But for the day at least, guns took center stage at the Capitol.

The crowd in the packed hearing room of the Public Safety and Crime Prevention Policy and Finance committee for the most part held their emotions in check, heeding Cornish’s admonition to “try not to cheer or jeer anybody.”

The “suppressor” bill is so-named because advocates said using the term “silencer,” as current law does, perpetuates the Hollywood fiction that the devices eliminate gunshot noise.

“Guns are loud,” said second-term Republican Rep. Mark Anderson of Lake Shore, the bill sponsor. “All this is going to do is just reduce the noise level of a gun, and it’s not very substantial but it’s substantial enough.”

The Minnesota Chiefs of Police Association submitted a letter opposing the bill.

Also passing on voice votes in the committee Thursday were bills that would:

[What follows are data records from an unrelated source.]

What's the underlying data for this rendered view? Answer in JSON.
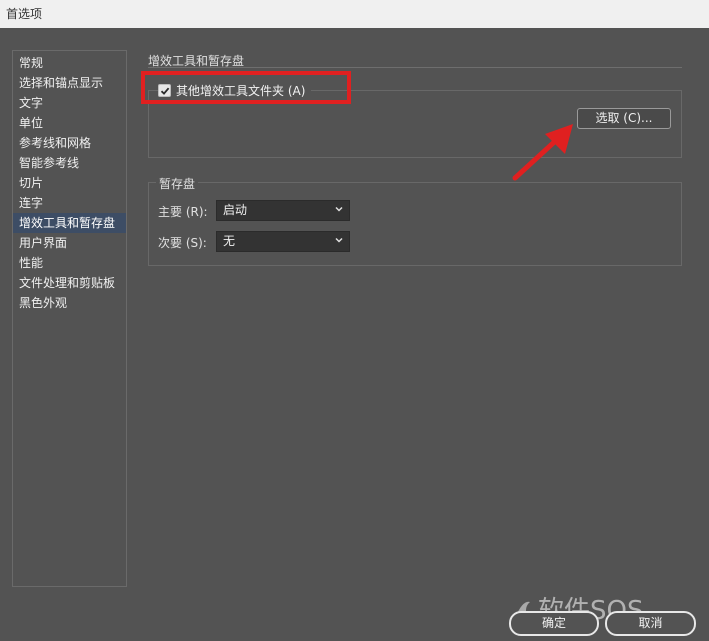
{
  "window": {
    "title": "首选项"
  },
  "sidebar": {
    "items": [
      {
        "label": "常规"
      },
      {
        "label": "选择和锚点显示"
      },
      {
        "label": "文字"
      },
      {
        "label": "单位"
      },
      {
        "label": "参考线和网格"
      },
      {
        "label": "智能参考线"
      },
      {
        "label": "切片"
      },
      {
        "label": "连字"
      },
      {
        "label": "增效工具和暂存盘",
        "selected": true
      },
      {
        "label": "用户界面"
      },
      {
        "label": "性能"
      },
      {
        "label": "文件处理和剪贴板"
      },
      {
        "label": "黑色外观"
      }
    ]
  },
  "main": {
    "section_title": "增效工具和暂存盘",
    "plugins": {
      "checkbox_label": "其他增效工具文件夹 (A)",
      "checked": true,
      "choose_button": "选取 (C)..."
    },
    "scratch": {
      "title": "暂存盘",
      "primary_label": "主要 (R):",
      "primary_value": "启动",
      "secondary_label": "次要 (S):",
      "secondary_value": "无"
    }
  },
  "footer": {
    "ok_label": "确定",
    "cancel_label": "取消"
  },
  "watermark": {
    "text": "软件SOS"
  },
  "colors": {
    "highlight": "#e02020",
    "selected_bg": "#3d4d65",
    "background": "#535353"
  }
}
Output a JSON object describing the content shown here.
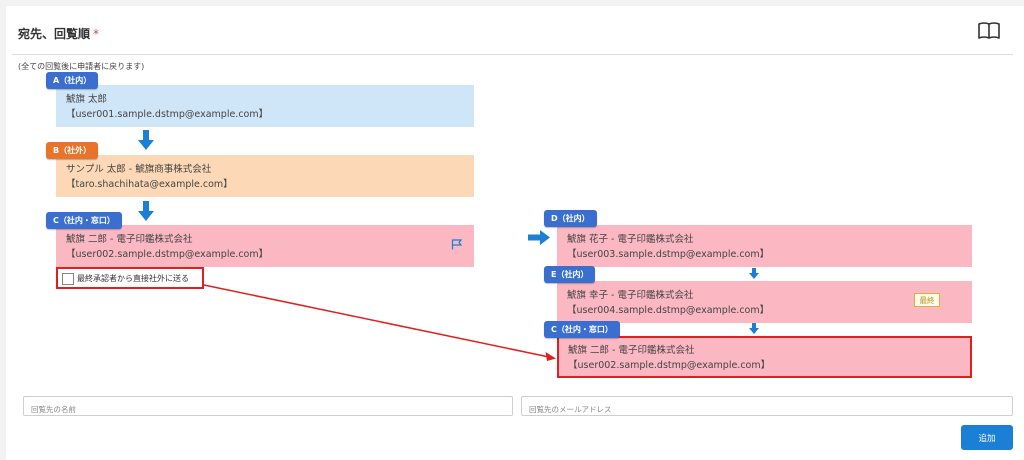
{
  "header": {
    "title": "宛先、回覧順",
    "required_mark": "*",
    "icon": "book-open-icon"
  },
  "note": "(全ての回覧後に申請者に戻ります)",
  "left_route": [
    {
      "tag": "A（社内）",
      "line1": "鯱旗 太郎",
      "line2": "【user001.sample.dstmp@example.com】"
    },
    {
      "tag": "B（社外）",
      "line1": "サンプル 太郎 - 鯱旗商事株式会社",
      "line2": "【taro.shachihata@example.com】"
    },
    {
      "tag": "C（社内・窓口）",
      "line1": "鯱旗 二郎 - 電子印鑑株式会社",
      "line2": "【user002.sample.dstmp@example.com】"
    }
  ],
  "checkbox": {
    "label": "最終承認者から直接社外に送る",
    "checked": false
  },
  "right_route": [
    {
      "tag": "D（社内）",
      "line1": "鯱旗 花子 - 電子印鑑株式会社",
      "line2": "【user003.sample.dstmp@example.com】"
    },
    {
      "tag": "E（社内）",
      "line1": "鯱旗 幸子 - 電子印鑑株式会社",
      "line2": "【user004.sample.dstmp@example.com】",
      "badge": "最終"
    },
    {
      "tag": "C（社内・窓口）",
      "line1": "鯱旗 二郎 - 電子印鑑株式会社",
      "line2": "【user002.sample.dstmp@example.com】"
    }
  ],
  "form": {
    "name_placeholder": "回覧先の名前",
    "email_placeholder": "回覧先のメールアドレス",
    "add_label": "追加"
  },
  "colors": {
    "tag_blue": "#3a6fd0",
    "tag_orange": "#e8732a",
    "box_light_blue": "#cfe6f8",
    "box_light_orange": "#fcd8b6",
    "box_pink": "#fbb7c2",
    "highlight_red": "#e02020",
    "arrow_blue": "#1b7fd6",
    "button_blue": "#1b7fd6"
  }
}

  • Eliminate the separate step now required of permitted gun owners to notify authorities if they want to carry in the Capitol complex. The issuing of the permit itself would constitute notification.
  • Allow Minnesotans to buy long guns in any state, not just contiguous states, and allow Minnesota dealers to sell to persons from any state. Advocates said this simply clarifies statute to reflect existing law.

 

Rachel E. Stassen-Berger and Dave Orrick contributed to this report.

 

The Pioneer Press is a media partner with Forum News Service.